Sakaline (LT) and Kul’kishki (BY) were initially one village. Following the dissolution of the Soviet Union and Lithuanian independence and subsequent EU membership, the 2 parts of the village became divided by the EU external frontier with security fencing and cameras. The Lithuanian part with coloured houses and orchards, seemed more prosperous (although still poor in comparison to other parts of the country), than it’s Belorussian neighbour.
The Lithuanian border guard have an office here and checked our permits on arrival. A Belorussian farmer walked past, pulling a cart just a few meters away, but on the other side of the EU border. There is interaction between the villagers (through the fence) although travel between the villages is expensive with travel to border crossings and the cost of visas.
Lithuanian Border Guard
Checking our permits which were in order.
Bordermarkers #624 and #625
- Lithuanian-Belorussian border: Divided villages, divided lives 15min LT Article

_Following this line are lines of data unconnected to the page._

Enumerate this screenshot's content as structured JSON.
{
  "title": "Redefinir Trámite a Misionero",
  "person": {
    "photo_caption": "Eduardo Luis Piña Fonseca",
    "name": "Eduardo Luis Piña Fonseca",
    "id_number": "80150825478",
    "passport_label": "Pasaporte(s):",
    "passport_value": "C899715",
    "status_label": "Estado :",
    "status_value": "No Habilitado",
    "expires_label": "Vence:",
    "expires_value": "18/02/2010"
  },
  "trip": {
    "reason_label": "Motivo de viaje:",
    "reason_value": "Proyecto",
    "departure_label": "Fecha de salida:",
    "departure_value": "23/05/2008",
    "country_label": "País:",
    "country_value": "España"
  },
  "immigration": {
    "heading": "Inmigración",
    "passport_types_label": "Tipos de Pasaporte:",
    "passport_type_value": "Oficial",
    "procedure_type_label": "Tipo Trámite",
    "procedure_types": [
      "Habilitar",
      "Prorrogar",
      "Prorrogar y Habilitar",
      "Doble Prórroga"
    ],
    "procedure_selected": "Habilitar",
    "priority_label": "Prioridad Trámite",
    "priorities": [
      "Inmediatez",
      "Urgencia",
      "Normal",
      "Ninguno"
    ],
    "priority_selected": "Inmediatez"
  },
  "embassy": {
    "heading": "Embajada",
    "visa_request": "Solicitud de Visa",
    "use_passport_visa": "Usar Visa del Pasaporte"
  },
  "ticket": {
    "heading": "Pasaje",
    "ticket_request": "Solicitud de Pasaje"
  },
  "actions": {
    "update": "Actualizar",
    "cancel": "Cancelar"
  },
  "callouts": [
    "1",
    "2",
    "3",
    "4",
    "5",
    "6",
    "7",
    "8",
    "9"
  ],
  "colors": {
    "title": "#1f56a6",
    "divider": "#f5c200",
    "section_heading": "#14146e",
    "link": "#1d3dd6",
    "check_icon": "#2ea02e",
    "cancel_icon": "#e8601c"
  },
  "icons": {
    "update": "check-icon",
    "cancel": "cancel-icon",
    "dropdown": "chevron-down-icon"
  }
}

- Vox europ The New Iron Curtain (October 2012) Article
Date of Visit: 31/10/2009